It could happen.

Friday, June 8, 2018

High School Civics In 4 Easy Lessons

Start here. Links to all 4 are on each page. A great read and useful as a replacement for having slept through the course when you were in high school.

Oh yeah, it's funny too.

Monday, June 4, 2018

The Parkland Snowflakes Magical Mystery Tour

Found here.
In a news release from March for Our Lives, the organization said students are calling for "universal, comprehensive background checks; creating a searchable database for gun owners; funding the Centers for Disease Control to research gun violence;" and "banning high-capacity magazines and semi-automatic assault rifles."
The above items are the sort of thing the left would sell their mothers into slavery for but don't generally mention as in most districts this would result in a resounding defeat. Handily, they have a busload of sock puppets to advance the agenda for them.

The item that jumped out at me was the searchable (hackable) database. If you are a burglar and need to supply someone with a Beretta 9mm, what easier way to pick your starting points than a searchable database. Likewise if you are a city council person who has just added the Blastomatic 2000 to the towns list of banned firearms and want to know which houses the police should visit, well, this is it.

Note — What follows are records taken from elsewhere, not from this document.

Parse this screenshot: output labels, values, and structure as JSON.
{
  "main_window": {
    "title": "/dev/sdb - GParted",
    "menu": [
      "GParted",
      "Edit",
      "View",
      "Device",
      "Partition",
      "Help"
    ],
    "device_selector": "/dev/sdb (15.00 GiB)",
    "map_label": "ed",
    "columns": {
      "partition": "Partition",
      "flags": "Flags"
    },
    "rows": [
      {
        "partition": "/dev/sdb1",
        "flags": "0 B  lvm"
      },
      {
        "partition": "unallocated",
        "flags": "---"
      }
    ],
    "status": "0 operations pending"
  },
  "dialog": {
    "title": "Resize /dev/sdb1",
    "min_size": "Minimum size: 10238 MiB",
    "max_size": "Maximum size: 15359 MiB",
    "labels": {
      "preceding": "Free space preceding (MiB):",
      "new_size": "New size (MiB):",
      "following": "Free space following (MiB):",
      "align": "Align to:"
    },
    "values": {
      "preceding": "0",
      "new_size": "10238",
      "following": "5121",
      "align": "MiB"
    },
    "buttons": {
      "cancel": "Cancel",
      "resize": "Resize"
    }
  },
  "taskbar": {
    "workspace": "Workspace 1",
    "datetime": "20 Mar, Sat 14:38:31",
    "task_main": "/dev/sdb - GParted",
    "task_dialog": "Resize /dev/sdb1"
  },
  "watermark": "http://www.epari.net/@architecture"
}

Ever wonder why you never see David Hogg smiling? If I had Mike Bloomberg's hand that far up my a**, I wouldn't be smiling either. The proper response to this sort of tomfoolery is a variation on an older one:

 "Sod off, Snowflake."

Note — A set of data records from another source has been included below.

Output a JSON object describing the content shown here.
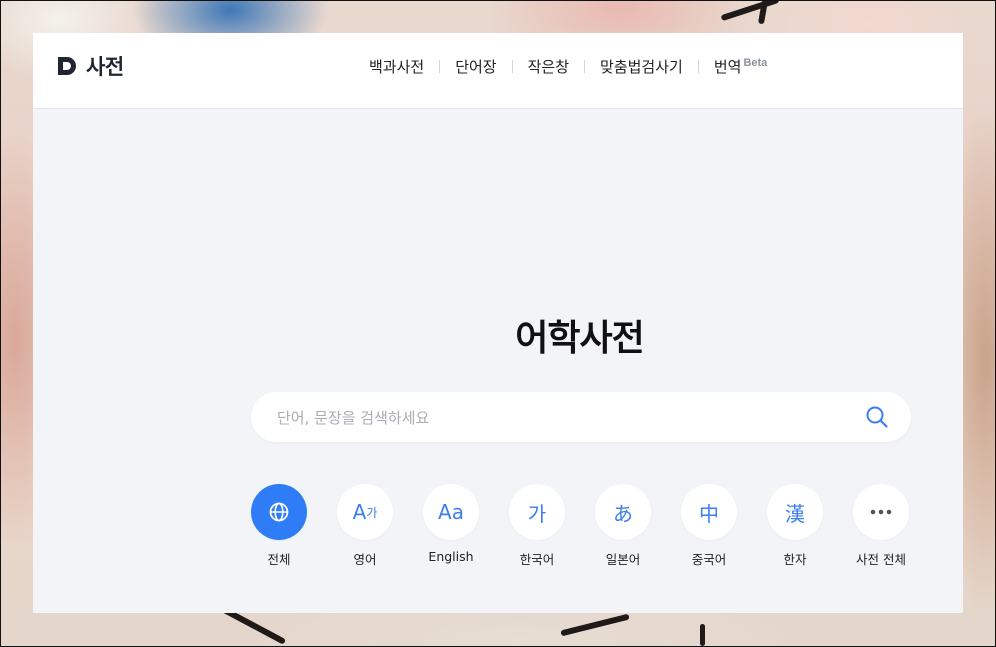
{
  "header": {
    "logo_text": "사전",
    "nav": [
      {
        "label": "백과사전"
      },
      {
        "label": "단어장"
      },
      {
        "label": "작은창"
      },
      {
        "label": "맞춤법검사기"
      },
      {
        "label": "번역",
        "badge": "Beta"
      }
    ]
  },
  "main": {
    "title": "어학사전",
    "search": {
      "placeholder": "단어, 문장을 검색하세요",
      "value": ""
    },
    "categories": [
      {
        "label": "전체",
        "icon": "globe-icon",
        "active": true
      },
      {
        "label": "영어",
        "icon_text": "A",
        "icon_sub": "가"
      },
      {
        "label": "English",
        "icon_text": "Aa"
      },
      {
        "label": "한국어",
        "icon_text": "가"
      },
      {
        "label": "일본어",
        "icon_text": "あ"
      },
      {
        "label": "중국어",
        "icon_text": "中"
      },
      {
        "label": "한자",
        "icon_text": "漢"
      },
      {
        "label": "사전 전체",
        "icon": "more-icon"
      }
    ]
  },
  "colors": {
    "accent": "#2f7df6",
    "icon_blue": "#3c7ef2",
    "panel_bg": "#f2f4f7",
    "logo": "#1f2533"
  }
}
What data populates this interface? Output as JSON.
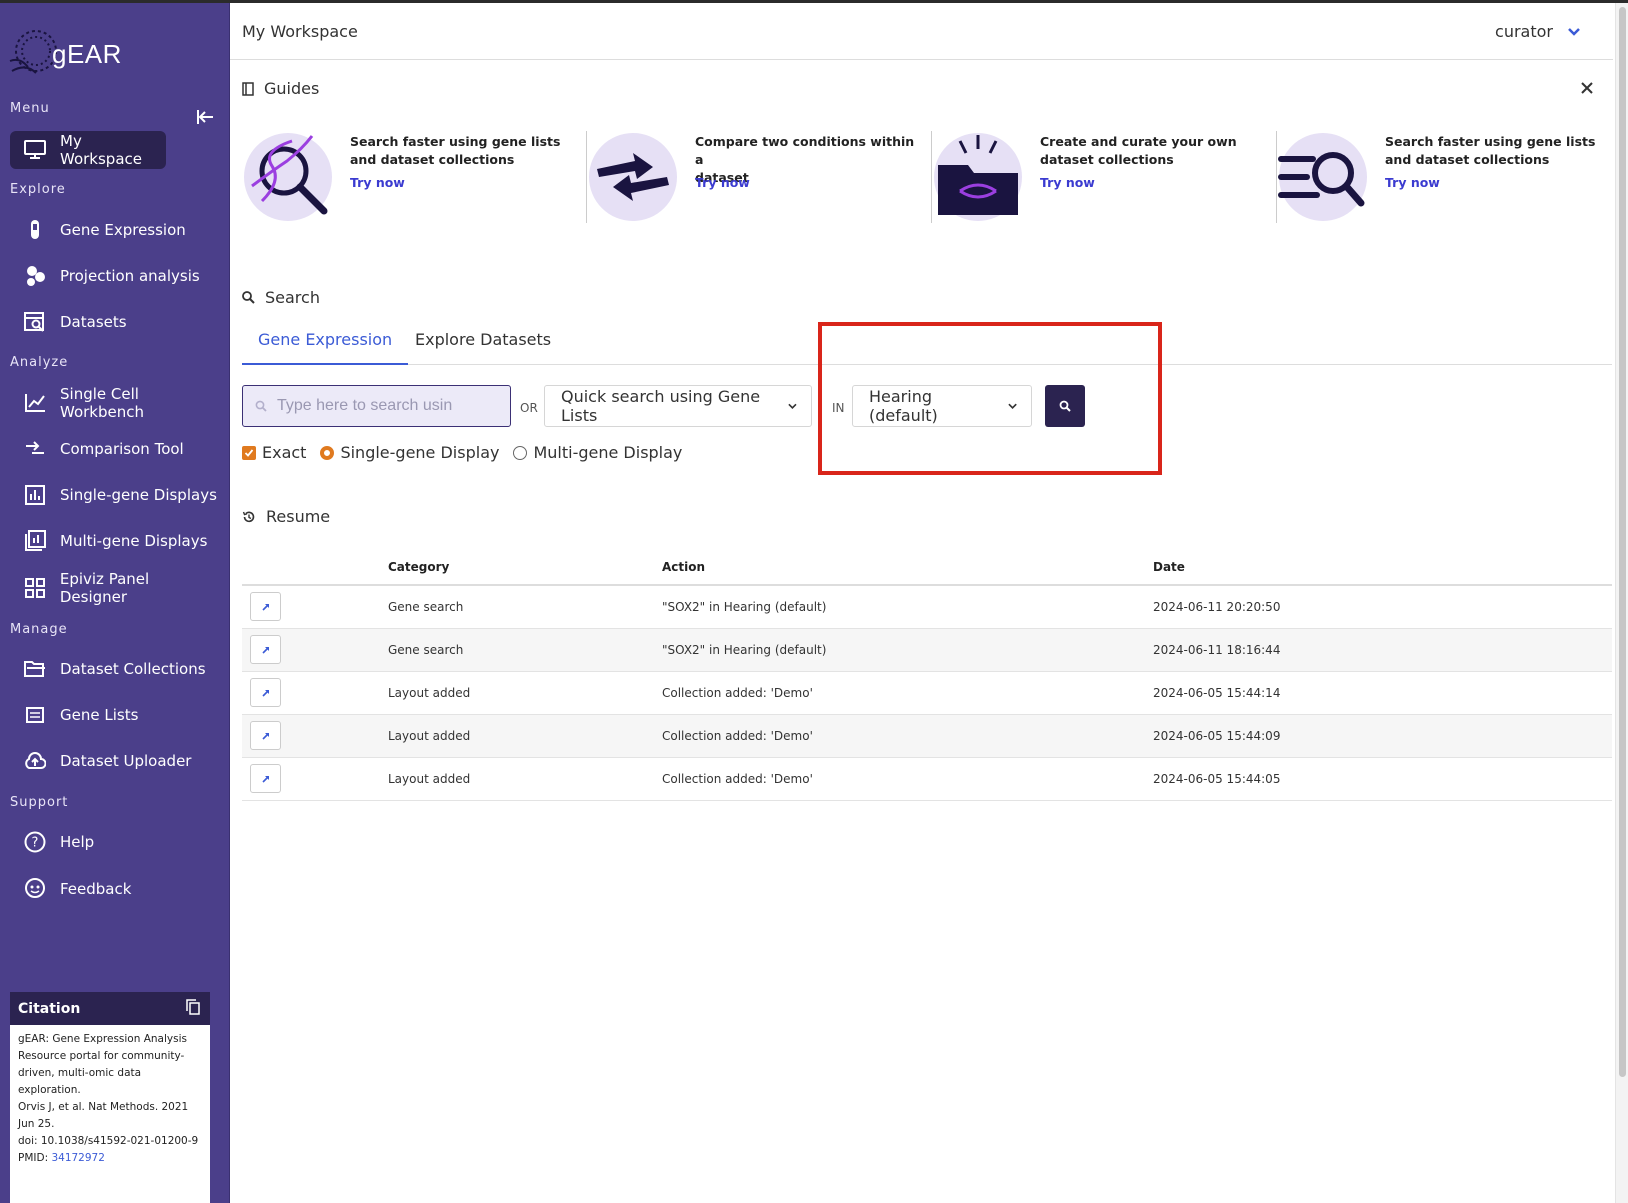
{
  "app": {
    "logo_text": "gEAR"
  },
  "sidebar": {
    "menu_label": "Menu",
    "sections": {
      "explore": "Explore",
      "analyze": "Analyze",
      "manage": "Manage",
      "support": "Support"
    },
    "items": {
      "workspace": "My Workspace",
      "gene_expression": "Gene Expression",
      "projection": "Projection analysis",
      "datasets": "Datasets",
      "single_cell": "Single Cell Workbench",
      "comparison": "Comparison Tool",
      "single_gene": "Single-gene Displays",
      "multi_gene": "Multi-gene Displays",
      "epiviz": "Epiviz Panel Designer",
      "collections": "Dataset Collections",
      "gene_lists": "Gene Lists",
      "uploader": "Dataset Uploader",
      "help": "Help",
      "feedback": "Feedback"
    },
    "citation": {
      "title": "Citation",
      "lines": [
        "gEAR: Gene Expression Analysis",
        "Resource portal for community-",
        "driven, multi-omic data",
        "exploration.",
        "Orvis J, et al. Nat Methods. 2021",
        "Jun 25.",
        "doi: 10.1038/s41592-021-01200-9"
      ],
      "pmid_label": "PMID: ",
      "pmid": "34172972"
    }
  },
  "header": {
    "title": "My Workspace",
    "user": "curator"
  },
  "guides": {
    "title": "Guides",
    "try_label": "Try now",
    "cards": [
      {
        "line1": "Search faster using gene lists",
        "line2": "and dataset collections",
        "icon": "dna-magnifier-icon"
      },
      {
        "line1": "Compare two conditions within a",
        "line2": "dataset",
        "icon": "compare-arrows-icon"
      },
      {
        "line1": "Create and curate your own",
        "line2": "dataset collections",
        "icon": "dna-folder-icon"
      },
      {
        "line1": "Search faster using gene lists",
        "line2": "and dataset collections",
        "icon": "list-search-icon"
      }
    ]
  },
  "search": {
    "title": "Search",
    "tabs": [
      "Gene Expression",
      "Explore Datasets"
    ],
    "placeholder": "Type here to search usin",
    "or_label": "OR",
    "gene_list_dropdown": "Quick search using Gene Lists",
    "in_label": "IN",
    "collection_dropdown": "Hearing (default)",
    "options": {
      "exact": "Exact",
      "single": "Single-gene Display",
      "multi": "Multi-gene Display"
    }
  },
  "resume": {
    "title": "Resume",
    "columns": [
      "Category",
      "Action",
      "Date"
    ],
    "rows": [
      {
        "category": "Gene search",
        "action": "\"SOX2\" in Hearing (default)",
        "date": "2024-06-11 20:20:50"
      },
      {
        "category": "Gene search",
        "action": "\"SOX2\" in Hearing (default)",
        "date": "2024-06-11 18:16:44"
      },
      {
        "category": "Layout added",
        "action": "Collection added: 'Demo'",
        "date": "2024-06-05 15:44:14"
      },
      {
        "category": "Layout added",
        "action": "Collection added: 'Demo'",
        "date": "2024-06-05 15:44:09"
      },
      {
        "category": "Layout added",
        "action": "Collection added: 'Demo'",
        "date": "2024-06-05 15:44:05"
      }
    ]
  },
  "colors": {
    "sidebar_bg": "#4b3f8a",
    "primary_dark": "#2b2350",
    "link_blue": "#3b5bd6",
    "highlight_red": "#d9251a",
    "accent_orange": "#e07a1f"
  }
}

Oh and one other thing, Who's financing this national road trip?

Trump Raising The Price Of Beer

Oskar Blues Brewing Co. has figured out that Trumps proposed aluminum tariffs will impact the price of a case of their wares by between $.20 and $.24/case of 24 cans.

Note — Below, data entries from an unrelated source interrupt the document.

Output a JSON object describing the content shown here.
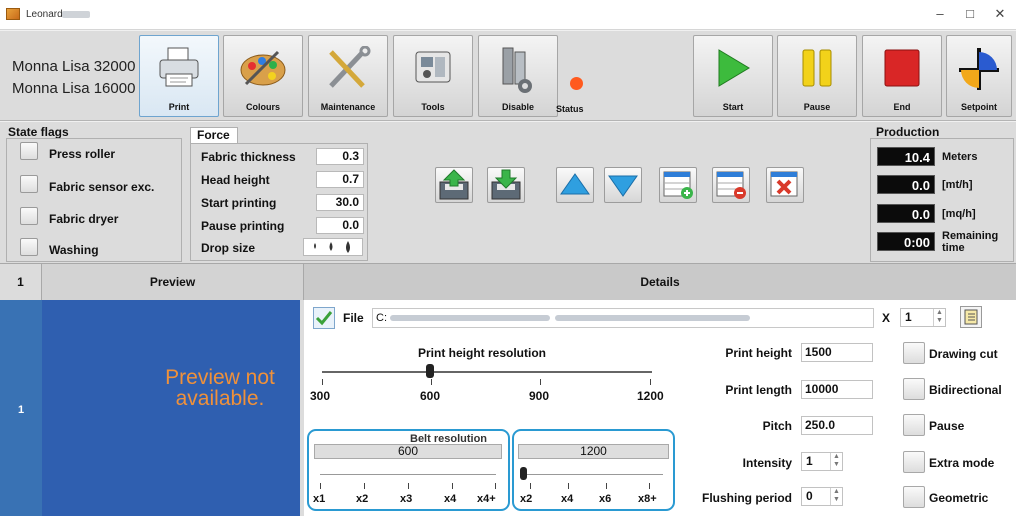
{
  "window": {
    "title": "Leonardo",
    "minimize": "–",
    "maximize": "□",
    "close": "✕"
  },
  "toolbar": {
    "machines": [
      "Monna Lisa 32000",
      "Monna Lisa 16000"
    ],
    "buttons": [
      "Print",
      "Colours",
      "Maintenance",
      "Tools",
      "Disable"
    ],
    "status_label": "Status",
    "status_color": "#ff5a1e",
    "control_buttons": [
      "Start",
      "Pause",
      "End",
      "Setpoint"
    ]
  },
  "state_flags": {
    "title": "State flags",
    "items": [
      "Press roller",
      "Fabric sensor exc.",
      "Fabric dryer",
      "Washing"
    ]
  },
  "force": {
    "title": "Force",
    "rows": [
      {
        "label": "Fabric thickness",
        "value": "0.3"
      },
      {
        "label": "Head height",
        "value": "0.7"
      },
      {
        "label": "Start printing",
        "value": "30.0"
      },
      {
        "label": "Pause printing",
        "value": "0.0"
      }
    ],
    "drop_size_label": "Drop size"
  },
  "production": {
    "title": "Production",
    "rows": [
      {
        "value": "10.4",
        "label": "Meters"
      },
      {
        "value": "0.0",
        "label": "[mt/h]"
      },
      {
        "value": "0.0",
        "label": "[mq/h]"
      },
      {
        "value": "0:00",
        "label": "Remaining time"
      }
    ]
  },
  "table_header": {
    "number": "1",
    "preview": "Preview",
    "details": "Details"
  },
  "row": {
    "number": "1",
    "preview_text": "Preview not available."
  },
  "details": {
    "file_label": "File",
    "file_path": "C:",
    "copies_label": "X",
    "copies_value": "1",
    "print_height_res": {
      "title": "Print height resolution",
      "ticks": [
        "300",
        "600",
        "900",
        "1200"
      ],
      "selected": "600"
    },
    "belt_res": {
      "title": "Belt resolution",
      "value": "600",
      "ticks": [
        "x1",
        "x2",
        "x3",
        "x4",
        "x4+"
      ]
    },
    "second_res": {
      "value": "1200",
      "ticks": [
        "x2",
        "x4",
        "x6",
        "x8+"
      ]
    },
    "fields": [
      {
        "label": "Print height",
        "value": "1500"
      },
      {
        "label": "Print length",
        "value": "10000"
      },
      {
        "label": "Pitch",
        "value": "250.0"
      },
      {
        "label": "Intensity",
        "value": "1"
      },
      {
        "label": "Flushing period",
        "value": "0"
      }
    ],
    "options": [
      "Drawing cut",
      "Bidirectional",
      "Pause",
      "Extra mode",
      "Geometric"
    ]
  }
}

Tempest in a growler if you ask me.

Saturday, June 2, 2018

Projects - Keeping Busy

My oldest daughter, by some other parents, has decided she likes camping, and would like to do this from her bicycle. Fine, there are several hundred like-minded souls wandering around the Denver area on bicycles, camping wherever they find themselves when the sun goes down, but let's take it a bit further. She found some pictures of camping trailers moved by pedal power on the net, and wants to go that way.

OK then how about a trailer about 6 feet long to tow behind a bicycle with a waterproof "lid" of some sort.
 Here's a basic frame in need of some sort of flooring and a top. Maybe just ribs and a tarp like a Conestoga wagon. Or maybe something more artsy like a Corrugated plastic set of walls more like a little Airstream. The frame is 1x1x1/8 aluminum tube, bolted together, with wheels and hitch hardware from a Schwinn kiddie carrier trailer. We are trying to source some 10mm Coroplast to use for flooring but so far this is proving elusive. And expensive.
Here we are carrying my regular bike. It pulls easily so far although with flooring, covering, and a set of camping gear it might not be so easy. Never fear, there's a solution:
This rig goes for as little as $168. I saw one on the road the other day and I have to admit I was impressed. The old boy riding it got across 6 lanes and up to around 20mph in short enough order and with so little noise I could barely hear the motor running. Sharp looking rig too.

At the rate I'm going, I should have some finish pics ready to go by around the end of this month. Don't hold me to that.